Before becoming middle managers, acute care nurse practitioners first need to establish a solid and reliable education background, which allows them to be experts in the field before managing a group of individuals to perform tasks to efficiently manage and run a demanding healthcare facility. The education needed to pursue certification as an acute care nurse practitioner is very competitive and requires individuals to go into graduate level in nursing. Since acute care practitioners are required to provide care to patients who are critically and chronically ill under life-threatening circumstances they must be competent, well trained and knowledgeable in the field and they also need to be nationally certified in order to continue practice. They must graduate from a master’s or post-master’s certified program and obtain their national certification which also includes completing 500 hours of clinical practice from an accredited master’s program in which they will go through formal training. The professional affiliations associated with this profession (Kleinpell, Perez, & McLaughlin, 2005). Through experience, educational background, and qualifications an acute care nurse practitioner can be promoted to a supervisor and move their way up to upper management if they meet the requirements necessary to best perform what is expected from them.

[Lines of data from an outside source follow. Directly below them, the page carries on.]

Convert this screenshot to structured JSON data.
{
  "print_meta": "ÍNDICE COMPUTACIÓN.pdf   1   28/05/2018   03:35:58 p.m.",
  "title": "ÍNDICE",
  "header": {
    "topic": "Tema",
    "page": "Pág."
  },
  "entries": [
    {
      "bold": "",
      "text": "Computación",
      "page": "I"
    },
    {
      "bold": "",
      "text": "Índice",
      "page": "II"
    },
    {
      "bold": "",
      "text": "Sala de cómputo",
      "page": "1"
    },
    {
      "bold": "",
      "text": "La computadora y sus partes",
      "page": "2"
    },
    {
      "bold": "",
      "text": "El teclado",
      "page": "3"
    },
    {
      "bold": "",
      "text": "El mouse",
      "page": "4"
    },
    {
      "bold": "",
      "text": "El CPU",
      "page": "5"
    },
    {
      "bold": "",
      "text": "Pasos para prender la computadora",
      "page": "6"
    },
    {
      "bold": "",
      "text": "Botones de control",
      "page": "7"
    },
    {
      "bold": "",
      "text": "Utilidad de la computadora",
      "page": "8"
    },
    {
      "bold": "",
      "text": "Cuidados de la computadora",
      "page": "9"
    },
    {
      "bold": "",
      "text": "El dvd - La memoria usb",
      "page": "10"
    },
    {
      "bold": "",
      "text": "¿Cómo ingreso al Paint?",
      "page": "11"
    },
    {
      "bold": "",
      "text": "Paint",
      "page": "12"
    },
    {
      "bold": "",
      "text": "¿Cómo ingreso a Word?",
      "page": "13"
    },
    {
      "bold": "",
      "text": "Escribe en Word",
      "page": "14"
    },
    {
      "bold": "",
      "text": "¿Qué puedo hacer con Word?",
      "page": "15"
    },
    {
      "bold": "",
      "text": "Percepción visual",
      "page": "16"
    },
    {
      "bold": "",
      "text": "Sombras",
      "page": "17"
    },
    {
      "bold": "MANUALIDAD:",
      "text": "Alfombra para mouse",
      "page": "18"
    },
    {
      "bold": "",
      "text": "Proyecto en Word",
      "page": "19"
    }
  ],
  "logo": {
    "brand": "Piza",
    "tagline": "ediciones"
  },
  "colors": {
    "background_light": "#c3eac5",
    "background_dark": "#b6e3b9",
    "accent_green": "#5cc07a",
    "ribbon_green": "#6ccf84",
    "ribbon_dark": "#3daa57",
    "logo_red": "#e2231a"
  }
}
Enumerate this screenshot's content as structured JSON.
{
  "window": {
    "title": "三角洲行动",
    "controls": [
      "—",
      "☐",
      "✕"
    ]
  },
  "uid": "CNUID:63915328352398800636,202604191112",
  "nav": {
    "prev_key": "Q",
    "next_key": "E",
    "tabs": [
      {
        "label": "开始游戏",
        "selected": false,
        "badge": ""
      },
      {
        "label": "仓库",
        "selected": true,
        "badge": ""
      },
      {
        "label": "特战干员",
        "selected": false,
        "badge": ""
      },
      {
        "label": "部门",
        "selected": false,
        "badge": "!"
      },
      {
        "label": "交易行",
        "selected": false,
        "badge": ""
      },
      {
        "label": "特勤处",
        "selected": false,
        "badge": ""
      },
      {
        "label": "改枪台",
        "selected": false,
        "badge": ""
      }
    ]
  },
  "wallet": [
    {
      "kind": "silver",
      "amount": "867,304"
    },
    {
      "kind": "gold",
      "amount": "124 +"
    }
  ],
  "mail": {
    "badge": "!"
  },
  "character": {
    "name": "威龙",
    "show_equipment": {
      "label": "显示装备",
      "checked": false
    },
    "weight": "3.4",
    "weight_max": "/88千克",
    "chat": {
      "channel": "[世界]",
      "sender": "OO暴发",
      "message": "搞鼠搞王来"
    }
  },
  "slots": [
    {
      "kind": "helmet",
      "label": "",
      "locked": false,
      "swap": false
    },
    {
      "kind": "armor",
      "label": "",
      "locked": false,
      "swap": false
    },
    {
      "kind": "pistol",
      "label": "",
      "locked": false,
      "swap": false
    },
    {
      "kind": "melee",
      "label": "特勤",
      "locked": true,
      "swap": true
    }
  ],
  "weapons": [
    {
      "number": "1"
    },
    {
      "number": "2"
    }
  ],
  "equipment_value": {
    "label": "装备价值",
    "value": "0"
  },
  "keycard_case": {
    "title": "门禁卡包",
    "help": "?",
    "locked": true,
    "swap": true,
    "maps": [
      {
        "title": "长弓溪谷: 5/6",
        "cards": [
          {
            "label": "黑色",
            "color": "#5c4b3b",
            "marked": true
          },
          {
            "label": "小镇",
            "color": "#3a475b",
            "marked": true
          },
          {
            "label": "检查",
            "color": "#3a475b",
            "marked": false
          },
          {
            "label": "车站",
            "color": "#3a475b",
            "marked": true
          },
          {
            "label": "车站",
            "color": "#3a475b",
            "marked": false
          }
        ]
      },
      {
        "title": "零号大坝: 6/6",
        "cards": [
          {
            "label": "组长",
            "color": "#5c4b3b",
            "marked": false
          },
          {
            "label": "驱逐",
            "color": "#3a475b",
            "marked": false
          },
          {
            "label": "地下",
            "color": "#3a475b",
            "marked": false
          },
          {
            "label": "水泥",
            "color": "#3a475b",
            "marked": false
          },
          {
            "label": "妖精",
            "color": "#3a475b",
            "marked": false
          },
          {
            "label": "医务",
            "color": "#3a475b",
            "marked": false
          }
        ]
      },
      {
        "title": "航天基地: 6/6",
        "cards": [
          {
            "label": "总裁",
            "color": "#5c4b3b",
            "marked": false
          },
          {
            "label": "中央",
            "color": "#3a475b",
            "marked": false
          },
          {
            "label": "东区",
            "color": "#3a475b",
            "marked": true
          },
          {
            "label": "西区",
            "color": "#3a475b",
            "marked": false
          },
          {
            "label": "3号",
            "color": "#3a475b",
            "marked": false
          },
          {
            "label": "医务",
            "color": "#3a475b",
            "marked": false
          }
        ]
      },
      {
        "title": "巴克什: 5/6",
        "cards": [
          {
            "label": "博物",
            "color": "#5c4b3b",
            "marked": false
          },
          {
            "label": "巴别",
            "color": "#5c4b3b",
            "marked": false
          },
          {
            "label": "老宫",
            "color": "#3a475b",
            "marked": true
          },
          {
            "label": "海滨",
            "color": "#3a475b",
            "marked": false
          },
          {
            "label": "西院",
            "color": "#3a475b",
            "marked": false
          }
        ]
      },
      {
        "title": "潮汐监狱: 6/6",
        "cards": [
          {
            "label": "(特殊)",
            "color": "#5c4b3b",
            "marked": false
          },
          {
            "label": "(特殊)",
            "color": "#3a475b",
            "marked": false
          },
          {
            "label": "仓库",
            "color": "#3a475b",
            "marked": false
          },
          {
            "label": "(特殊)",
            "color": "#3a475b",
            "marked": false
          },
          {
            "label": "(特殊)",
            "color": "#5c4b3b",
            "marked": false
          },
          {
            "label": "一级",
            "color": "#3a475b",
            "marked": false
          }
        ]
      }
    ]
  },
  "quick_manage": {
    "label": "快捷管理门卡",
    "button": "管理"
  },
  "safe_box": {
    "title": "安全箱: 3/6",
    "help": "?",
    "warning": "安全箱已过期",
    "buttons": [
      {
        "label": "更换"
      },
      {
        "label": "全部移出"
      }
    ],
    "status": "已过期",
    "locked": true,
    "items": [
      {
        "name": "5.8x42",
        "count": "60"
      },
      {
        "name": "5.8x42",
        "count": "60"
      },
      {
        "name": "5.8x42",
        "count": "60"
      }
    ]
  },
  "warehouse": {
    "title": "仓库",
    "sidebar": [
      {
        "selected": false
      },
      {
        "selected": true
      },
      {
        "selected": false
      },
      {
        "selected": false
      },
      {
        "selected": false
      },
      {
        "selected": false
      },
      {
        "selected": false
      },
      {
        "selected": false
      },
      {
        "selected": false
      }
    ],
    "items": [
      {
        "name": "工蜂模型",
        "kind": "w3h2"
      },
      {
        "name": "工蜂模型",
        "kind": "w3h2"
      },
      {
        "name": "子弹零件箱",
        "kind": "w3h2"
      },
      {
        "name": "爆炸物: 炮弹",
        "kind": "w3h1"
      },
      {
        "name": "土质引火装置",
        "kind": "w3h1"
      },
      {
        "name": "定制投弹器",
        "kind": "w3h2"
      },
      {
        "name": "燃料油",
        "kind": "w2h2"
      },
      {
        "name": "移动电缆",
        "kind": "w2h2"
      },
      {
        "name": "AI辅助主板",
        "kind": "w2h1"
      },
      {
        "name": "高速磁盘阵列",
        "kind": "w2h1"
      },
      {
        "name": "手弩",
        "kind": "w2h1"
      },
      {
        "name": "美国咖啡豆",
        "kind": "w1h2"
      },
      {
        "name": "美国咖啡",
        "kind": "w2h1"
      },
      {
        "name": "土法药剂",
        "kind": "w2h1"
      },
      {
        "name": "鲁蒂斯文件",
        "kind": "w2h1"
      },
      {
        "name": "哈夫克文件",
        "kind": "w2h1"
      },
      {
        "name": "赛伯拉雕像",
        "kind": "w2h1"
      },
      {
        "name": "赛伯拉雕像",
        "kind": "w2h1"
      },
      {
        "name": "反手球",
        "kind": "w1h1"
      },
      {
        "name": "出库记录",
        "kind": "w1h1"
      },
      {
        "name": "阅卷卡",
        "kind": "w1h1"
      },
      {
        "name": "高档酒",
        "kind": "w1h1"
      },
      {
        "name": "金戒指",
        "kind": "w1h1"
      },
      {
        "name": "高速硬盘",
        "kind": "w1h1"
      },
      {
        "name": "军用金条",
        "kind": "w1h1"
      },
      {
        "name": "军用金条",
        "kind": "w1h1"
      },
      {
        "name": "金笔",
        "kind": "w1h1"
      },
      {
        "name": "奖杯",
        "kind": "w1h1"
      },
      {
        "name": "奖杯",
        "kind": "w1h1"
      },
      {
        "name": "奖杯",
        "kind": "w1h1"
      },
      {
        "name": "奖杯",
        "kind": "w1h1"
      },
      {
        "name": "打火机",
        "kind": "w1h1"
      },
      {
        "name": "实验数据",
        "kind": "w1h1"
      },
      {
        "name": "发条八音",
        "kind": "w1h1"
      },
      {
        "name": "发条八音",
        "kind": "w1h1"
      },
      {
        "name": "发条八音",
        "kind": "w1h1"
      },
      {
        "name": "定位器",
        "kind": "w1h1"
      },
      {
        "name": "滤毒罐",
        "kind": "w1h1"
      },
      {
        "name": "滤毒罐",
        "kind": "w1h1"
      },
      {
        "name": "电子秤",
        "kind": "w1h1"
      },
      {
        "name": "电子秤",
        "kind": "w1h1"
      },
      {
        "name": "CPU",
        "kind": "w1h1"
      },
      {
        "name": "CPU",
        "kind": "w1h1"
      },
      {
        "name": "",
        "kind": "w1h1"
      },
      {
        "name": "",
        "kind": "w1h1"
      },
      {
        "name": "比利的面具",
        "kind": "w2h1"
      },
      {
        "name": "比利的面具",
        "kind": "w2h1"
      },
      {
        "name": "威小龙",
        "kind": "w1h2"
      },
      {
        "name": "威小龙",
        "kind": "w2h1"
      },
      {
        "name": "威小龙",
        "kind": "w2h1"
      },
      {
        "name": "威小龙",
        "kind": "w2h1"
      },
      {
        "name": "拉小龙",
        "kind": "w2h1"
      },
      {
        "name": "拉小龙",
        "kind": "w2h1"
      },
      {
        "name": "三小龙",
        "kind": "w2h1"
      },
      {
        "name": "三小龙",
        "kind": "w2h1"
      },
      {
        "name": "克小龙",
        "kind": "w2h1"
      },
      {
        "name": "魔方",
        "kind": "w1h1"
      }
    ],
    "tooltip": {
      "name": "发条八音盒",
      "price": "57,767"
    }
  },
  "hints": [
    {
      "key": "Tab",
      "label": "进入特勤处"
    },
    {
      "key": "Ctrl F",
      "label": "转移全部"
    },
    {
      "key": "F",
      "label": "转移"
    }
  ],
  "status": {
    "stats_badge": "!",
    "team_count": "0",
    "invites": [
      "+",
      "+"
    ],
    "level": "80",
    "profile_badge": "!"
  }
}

Most air medical businesses expect nurses to have at least 2 to 5 years of experience in emergency or critical care units, and the more trauma experience, the better. This means nurses that have a proven ability to manage multiple patients with vastly different conditions, as well as being able to make split-second decisions about patient care with maximum attention to patient care and safety. Flight Paramedics are expected to have a minimum three years current experience as a paramedic on an Advanced Life Support Team and/or Critical Care Transport
There are many skills, traits, and behaviors one must possess in order to be an effective leader. The American Organization of Nurse Executives (AONE) has compiled a list of competencies and skills that nurse leaders should be proficient in. The five competency domains identified by AONE (2011) are “communication and relationship building, knowledge of health care environment, leadership skills, professionalism, and business skills” (p. 3). The competency domain I believe is essential for one to possess in order to be an effective executive nurse leader is communication and relationship building. The competencies AONE (2011) listed under the domain communication and relationship building are “effective communication, relationship management, influence of behavior, ability to work with diversity, shared decision-making, community involvement, medical staff relationship, and academic relationships” (p.3). I will discuss how Tom (nurse manager of a psychiatric unit) did not meet these specific characteristics under that domain.
This RN must have at least three years of health care experience and has at least one certification in an area of expertise. The RN III also must be an active member of a committee within the hospital. Excellence is demonstrated in the nurse's ability to collaborate with the healthcare team and to plan and care for both their patient and the patient’s family needs. This level of RN is serves as a role model and provides guidance to other staff members within the unit.
When I spoke with Jessica I inquired more about the training and certifications required to work as an ER nurse and foster such skills. She informed me of the necessity of having ACLS and BLS certification, as well as of the VA’s specific trauma nurse courses. All members on the ED are also required to have a PMDB certification (Prevention and Management of Disruptive Behavior). She added that a majority of the nursing staff are certified as emergency nurses.